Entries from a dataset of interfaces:
---

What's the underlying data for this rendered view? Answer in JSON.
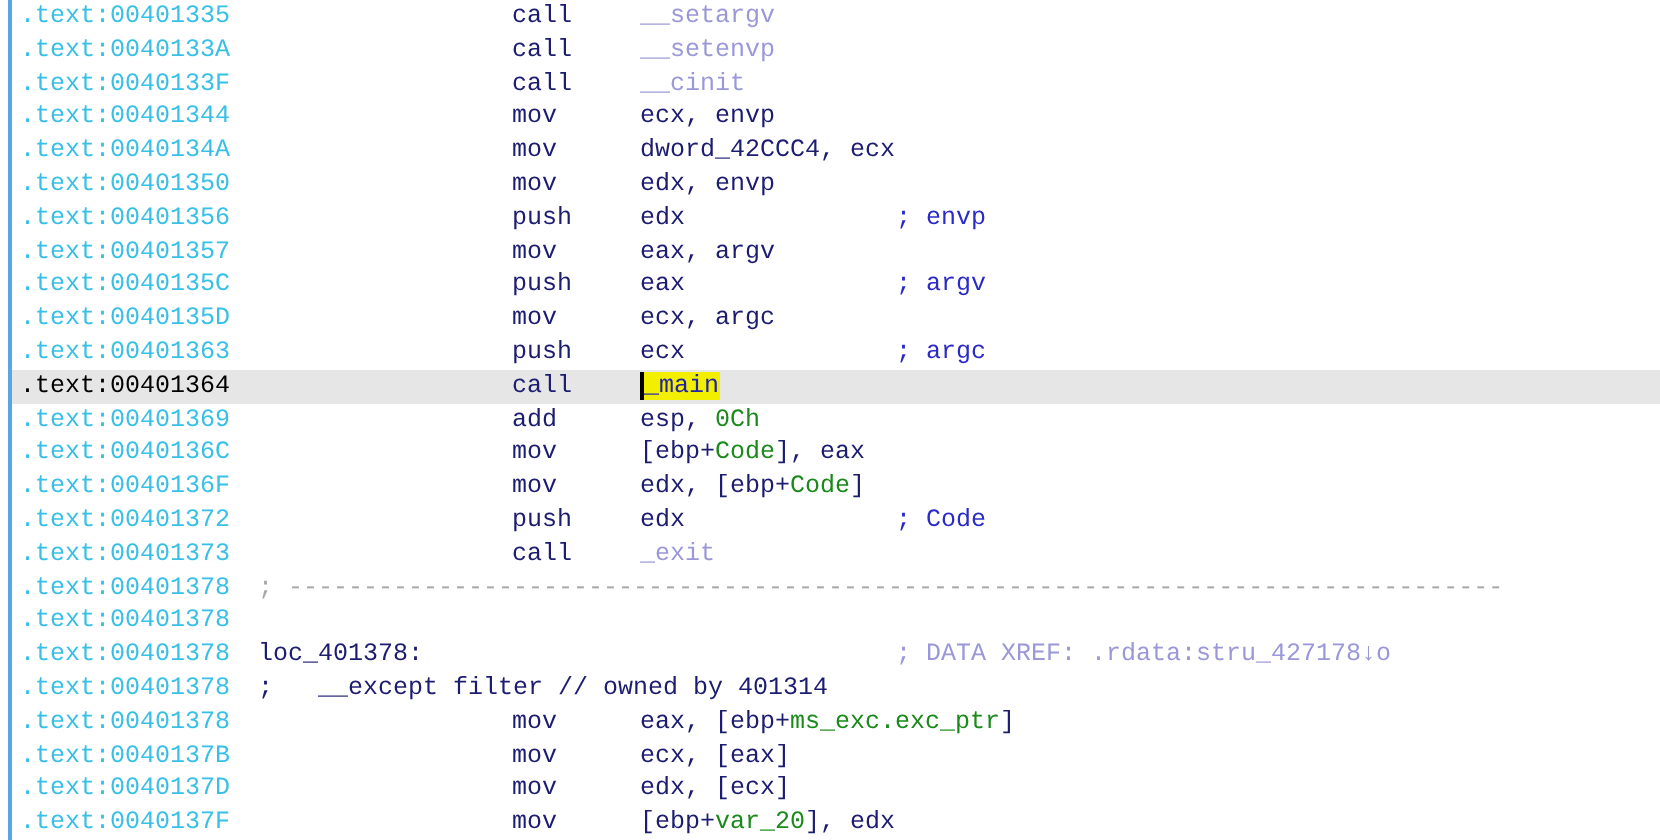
{
  "listing": {
    "rows": [
      {
        "kind": "instruction",
        "address": ".text:00401335",
        "selected": false,
        "mnemonic": "call",
        "operand": [
          {
            "kind": "import",
            "text": "__setargv"
          }
        ]
      },
      {
        "kind": "instruction",
        "address": ".text:0040133A",
        "selected": false,
        "mnemonic": "call",
        "operand": [
          {
            "kind": "import",
            "text": "__setenvp"
          }
        ]
      },
      {
        "kind": "instruction",
        "address": ".text:0040133F",
        "selected": false,
        "mnemonic": "call",
        "operand": [
          {
            "kind": "import",
            "text": "__cinit"
          }
        ]
      },
      {
        "kind": "instruction",
        "address": ".text:00401344",
        "selected": false,
        "mnemonic": "mov",
        "operand": [
          {
            "kind": "plain",
            "text": "ecx, envp"
          }
        ]
      },
      {
        "kind": "instruction",
        "address": ".text:0040134A",
        "selected": false,
        "mnemonic": "mov",
        "operand": [
          {
            "kind": "plain",
            "text": "dword_42CCC4, ecx"
          }
        ]
      },
      {
        "kind": "instruction",
        "address": ".text:00401350",
        "selected": false,
        "mnemonic": "mov",
        "operand": [
          {
            "kind": "plain",
            "text": "edx, envp"
          }
        ]
      },
      {
        "kind": "instruction",
        "address": ".text:00401356",
        "selected": false,
        "mnemonic": "push",
        "operand": [
          {
            "kind": "plain",
            "text": "edx"
          }
        ],
        "comment": "; envp"
      },
      {
        "kind": "instruction",
        "address": ".text:00401357",
        "selected": false,
        "mnemonic": "mov",
        "operand": [
          {
            "kind": "plain",
            "text": "eax, argv"
          }
        ]
      },
      {
        "kind": "instruction",
        "address": ".text:0040135C",
        "selected": false,
        "mnemonic": "push",
        "operand": [
          {
            "kind": "plain",
            "text": "eax"
          }
        ],
        "comment": "; argv"
      },
      {
        "kind": "instruction",
        "address": ".text:0040135D",
        "selected": false,
        "mnemonic": "mov",
        "operand": [
          {
            "kind": "plain",
            "text": "ecx, argc"
          }
        ]
      },
      {
        "kind": "instruction",
        "address": ".text:00401363",
        "selected": false,
        "mnemonic": "push",
        "operand": [
          {
            "kind": "plain",
            "text": "ecx"
          }
        ],
        "comment": "; argc"
      },
      {
        "kind": "instruction",
        "address": ".text:00401364",
        "selected": true,
        "mnemonic": "call",
        "operand": [
          {
            "kind": "highlighted",
            "text": "_main"
          }
        ]
      },
      {
        "kind": "instruction",
        "address": ".text:00401369",
        "selected": false,
        "mnemonic": "add",
        "operand": [
          {
            "kind": "plain",
            "text": "esp, "
          },
          {
            "kind": "number",
            "text": "0Ch"
          }
        ]
      },
      {
        "kind": "instruction",
        "address": ".text:0040136C",
        "selected": false,
        "mnemonic": "mov",
        "operand": [
          {
            "kind": "plain",
            "text": "[ebp+"
          },
          {
            "kind": "variable",
            "text": "Code"
          },
          {
            "kind": "plain",
            "text": "], eax"
          }
        ]
      },
      {
        "kind": "instruction",
        "address": ".text:0040136F",
        "selected": false,
        "mnemonic": "mov",
        "operand": [
          {
            "kind": "plain",
            "text": "edx, [ebp+"
          },
          {
            "kind": "variable",
            "text": "Code"
          },
          {
            "kind": "plain",
            "text": "]"
          }
        ]
      },
      {
        "kind": "instruction",
        "address": ".text:00401372",
        "selected": false,
        "mnemonic": "push",
        "operand": [
          {
            "kind": "plain",
            "text": "edx"
          }
        ],
        "comment": "; Code"
      },
      {
        "kind": "instruction",
        "address": ".text:00401373",
        "selected": false,
        "mnemonic": "call",
        "operand": [
          {
            "kind": "import",
            "text": "_exit"
          }
        ]
      },
      {
        "kind": "separator",
        "address": ".text:00401378",
        "selected": false,
        "text": "; ---------------------------------------------------------------------------------"
      },
      {
        "kind": "blank",
        "address": ".text:00401378",
        "selected": false
      },
      {
        "kind": "label",
        "address": ".text:00401378",
        "selected": false,
        "label": "loc_401378:",
        "comment": "; DATA XREF: .rdata:stru_427178↓o"
      },
      {
        "kind": "note",
        "address": ".text:00401378",
        "selected": false,
        "text": ";   __except filter // owned by 401314"
      },
      {
        "kind": "instruction",
        "address": ".text:00401378",
        "selected": false,
        "mnemonic": "mov",
        "operand": [
          {
            "kind": "plain",
            "text": "eax, [ebp+"
          },
          {
            "kind": "variable",
            "text": "ms_exc.exc_ptr"
          },
          {
            "kind": "plain",
            "text": "]"
          }
        ]
      },
      {
        "kind": "instruction",
        "address": ".text:0040137B",
        "selected": false,
        "mnemonic": "mov",
        "operand": [
          {
            "kind": "plain",
            "text": "ecx, [eax]"
          }
        ]
      },
      {
        "kind": "instruction",
        "address": ".text:0040137D",
        "selected": false,
        "mnemonic": "mov",
        "operand": [
          {
            "kind": "plain",
            "text": "edx, [ecx]"
          }
        ]
      },
      {
        "kind": "instruction",
        "address": ".text:0040137F",
        "selected": false,
        "mnemonic": "mov",
        "operand": [
          {
            "kind": "plain",
            "text": "[ebp+"
          },
          {
            "kind": "variable",
            "text": "var_20"
          },
          {
            "kind": "plain",
            "text": "], edx"
          }
        ]
      }
    ]
  }
}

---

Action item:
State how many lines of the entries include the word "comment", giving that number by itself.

Response to this task:
5